    Pakistan sees the Taliban as a facilitator of discussions with the TTP, as an ally in persuading the TTP to negotiate, and as a guarantor of whatever agreement is reached. And given the Taliban's diplomatic isolation and desperate economic situation, Pakistan can in return assist Afghanistan's new rulers in gaining acceptance and aid.

    Dec 20, 2021

  • Paramilitary soldiers walk past the Pakistan Parliament building in Islamabad, Pakistan, April 10, 2015, photo by Faisal Mahmood/Reuters

    Commentary

    Negotiating with TTP—A Different Perspective

    America's withdrawal and the Taliban's swift return to power in Afghanistan could be a primary force in shaping the trajectory of the continuing armed struggle with Pakistan's Taliban. It may be time for Islamabad to consider whether to renew efforts aimed at reaching a political settlement.

    Oct 27, 2021

  • Russia's President Vladimir Putin speaks during a meeting with Russian Olympic athletes at the Moscow Kremlin in run-up to the Tokyo 2020 Summer Olympic Games, June 30, 2021, photo by Sergei Bobylev/Reuters

    Journal Article

    Can a Pragmatic Relationship With the Taliban Help Russia Counter Terrorism?

    Neither the United States nor Russia wants to see Afghanistan become a haven for international terrorist groups. For now, Russia is taking a pragmatic approach to the Taliban in that it has a relationship with the group that the United States does not.

    Sep 8, 2021

  • Marines guide a woman and her child during an evacuation from Hamid Karzai International Airport, Kabul, Afghanistan, Aug. 18, 2021, photo by Marine Corps Sgt. Isaiah Campbell/U.S. Department of Defense

    Commentary

    Afghanistan Was Lost Long Ago

    The United States failed to build a lasting state in Afghanistan.
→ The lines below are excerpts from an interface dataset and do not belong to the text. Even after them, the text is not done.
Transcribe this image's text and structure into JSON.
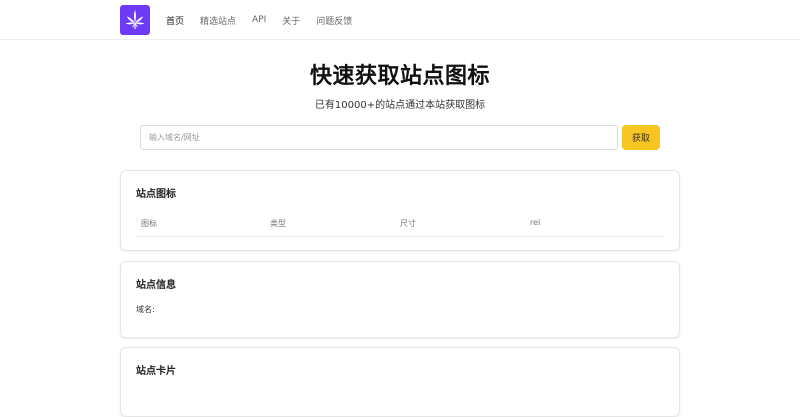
{
  "nav": {
    "logo_icon": "cannabis-leaf-icon",
    "logo_color": "#6d3bf5",
    "links": [
      "首页",
      "精选站点",
      "API",
      "关于",
      "问题反馈"
    ],
    "active_index": 0
  },
  "hero": {
    "title": "快速获取站点图标",
    "subtitle": "已有10000+的站点通过本站获取图标"
  },
  "search": {
    "placeholder": "输入域名/网址",
    "value": "",
    "button_label": "获取",
    "button_color": "#f7c623"
  },
  "icons_card": {
    "title": "站点图标",
    "columns": [
      "图标",
      "类型",
      "尺寸",
      "rel"
    ]
  },
  "info_card": {
    "title": "站点信息",
    "domain_label": "域名:"
  },
  "site_card": {
    "title": "站点卡片"
  }
}
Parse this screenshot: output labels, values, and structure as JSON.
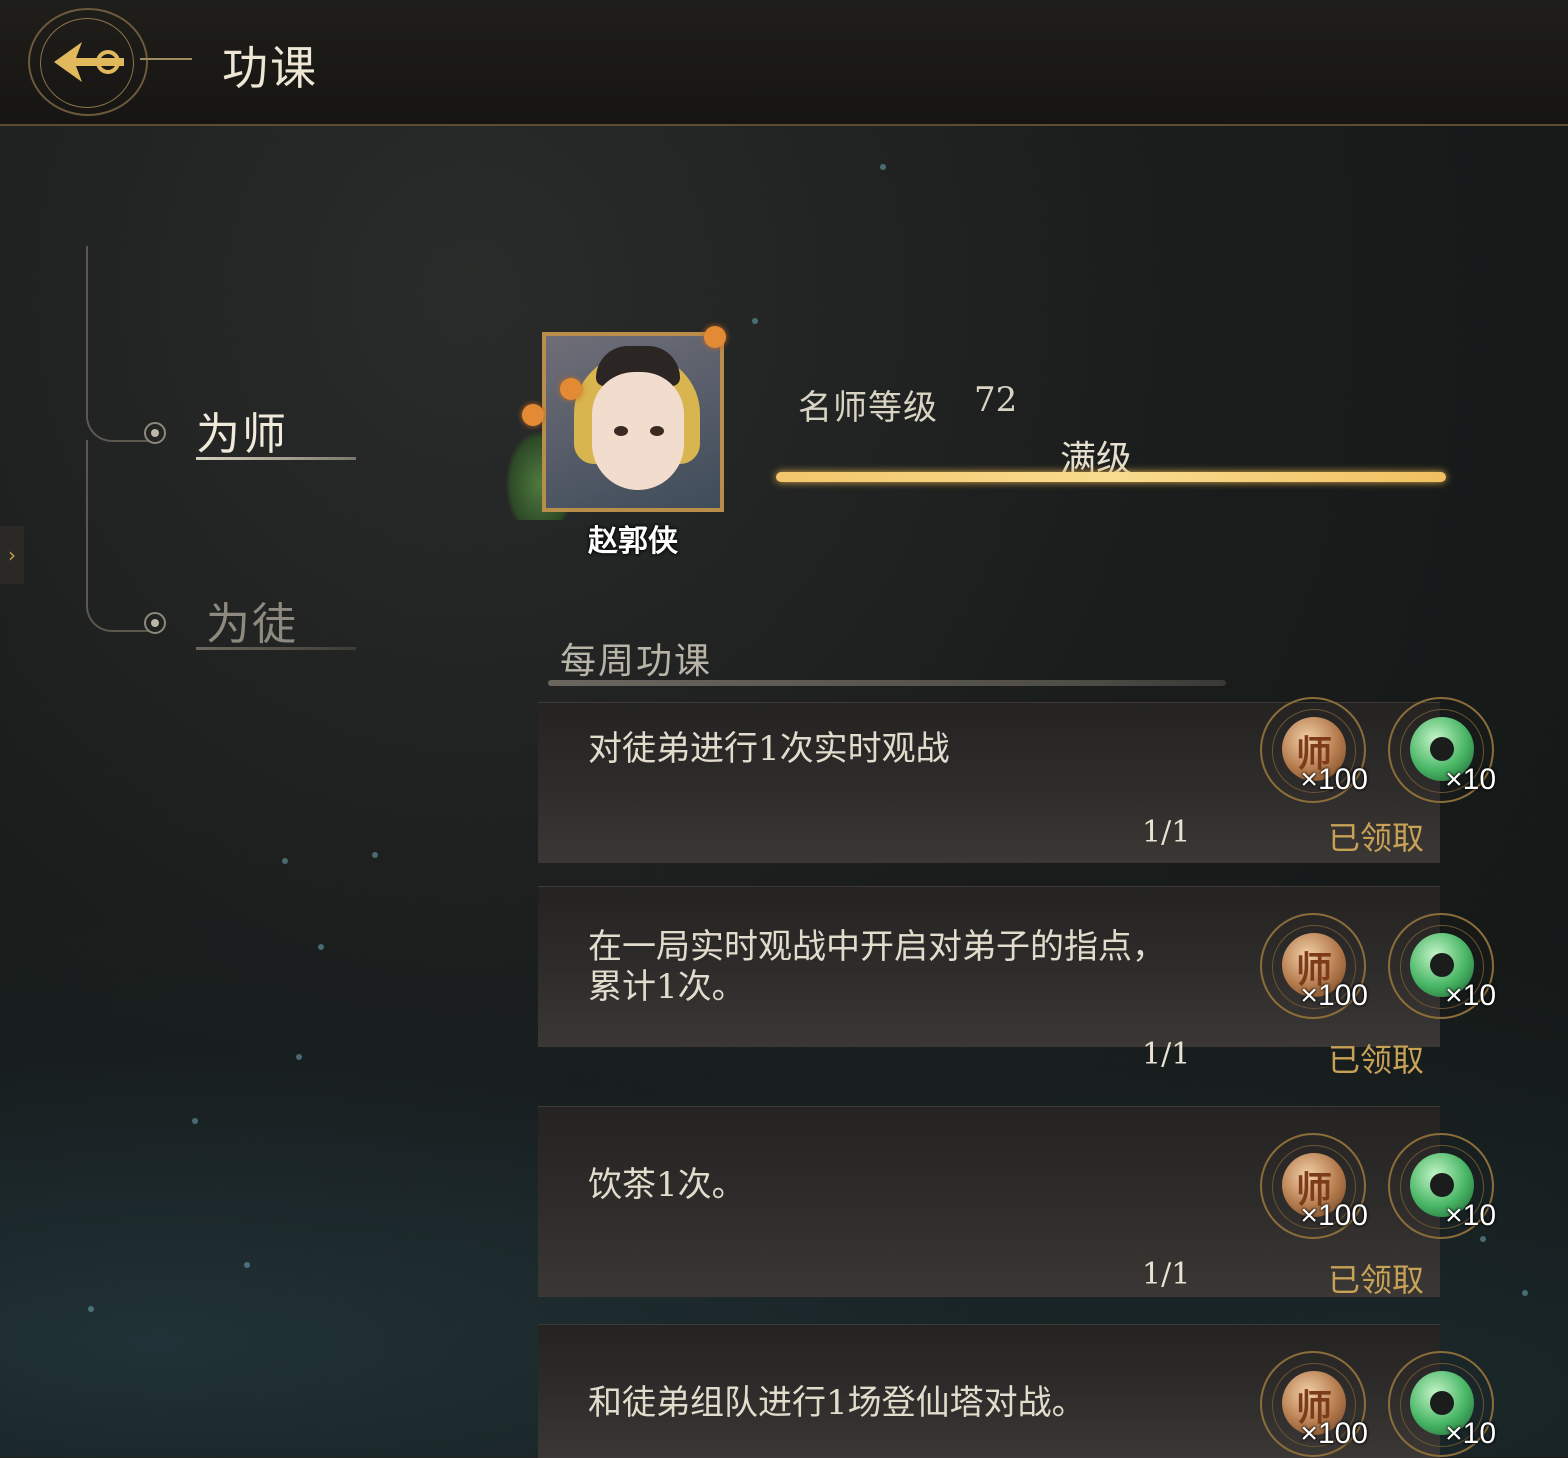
{
  "header": {
    "title": "功课"
  },
  "nav": {
    "items": [
      {
        "label": "为师",
        "active": true
      },
      {
        "label": "为徒",
        "active": false
      }
    ]
  },
  "profile": {
    "name": "赵郭侠",
    "level_label": "名师等级",
    "level_value": "72",
    "exp_status": "满级",
    "exp_progress_fraction": 1.0
  },
  "weekly": {
    "title": "每周功课",
    "tasks": [
      {
        "description": "对徒弟进行1次实时观战",
        "progress": "1/1",
        "status": "已领取",
        "rewards": [
          {
            "icon": "master-coin-icon",
            "glyph": "师",
            "count": "×100"
          },
          {
            "icon": "jade-disc-icon",
            "count": "×10"
          }
        ]
      },
      {
        "description": "在一局实时观战中开启对弟子的指点，累计1次。",
        "progress": "1/1",
        "status": "已领取",
        "rewards": [
          {
            "icon": "master-coin-icon",
            "glyph": "师",
            "count": "×100"
          },
          {
            "icon": "jade-disc-icon",
            "count": "×10"
          }
        ]
      },
      {
        "description": "饮茶1次。",
        "progress": "1/1",
        "status": "已领取",
        "rewards": [
          {
            "icon": "master-coin-icon",
            "glyph": "师",
            "count": "×100"
          },
          {
            "icon": "jade-disc-icon",
            "count": "×10"
          }
        ]
      },
      {
        "description": "和徒弟组队进行1场登仙塔对战。",
        "progress": "",
        "status": "",
        "rewards": [
          {
            "icon": "master-coin-icon",
            "glyph": "师",
            "count": "×100"
          },
          {
            "icon": "jade-disc-icon",
            "count": "×10"
          }
        ]
      }
    ]
  },
  "colors": {
    "accent_gold": "#c7a156",
    "exp_bar": "#f9dc8f",
    "background": "#1a1d1c"
  }
}
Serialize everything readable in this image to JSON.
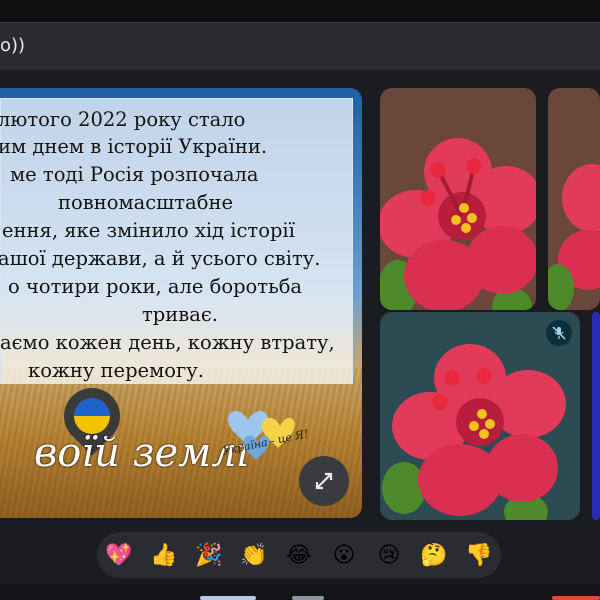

Although the mission was not doomed from the start, early miscalculations and critical mistakes made success unlikely.

    Aug 30, 2021

  • Violent Extremism in America: Can it be Stopped?

    Multimedia

    Violent Extremism in America: Can It Be Stopped?

    Co-authors of the RAND report, Violent Extremism in America, discuss the findings from their interviews with former members of radical organizations.

    Jul 7, 2021

  • Protesters gather during the Indiana Stop Asian Hate Rally on Monument Circle in Indianapolis, Indiana, March 27, 2021, photo by USA Today Network via Reuters

    Research Brief

    What Former Extremists and Their Families Say About Radicalization in America

    Violent extremism is an evolving, ongoing threat in the United States. Interviews with former extremists—and their families and friends—offer insights into how individuals become radicalized, how they leave extremist groups, and what communities can do to stop the growth of extremism in their area.

    Jun 25, 2021

  • Report

    Report

    Insights from the Bin Laden Archive: Inventory of research and knowledge and initial assessment and characterisation of the Bin Laden Archive

    The authors present an inventory of current knowledge on Al Qa'ida and of completed and ongoing research on the Bin Laden Archive. They also describe their initial assessment and characterisation of the Bin Laden Archive.

    May 5, 2021

  • News Release

    News Release

    Interviews with Former Extremists Reveal Multiple Paths to Developing Extreme Ideologies; Rejection of Extremism Often ...

    People who radicalize to extremist ideologies often are triggered by negative life events or exposure to propaganda, and those who escape from extreme groups frequently are aided by an individual or group that intervenes to help them reject the philosophy.

    Apr 2, 2021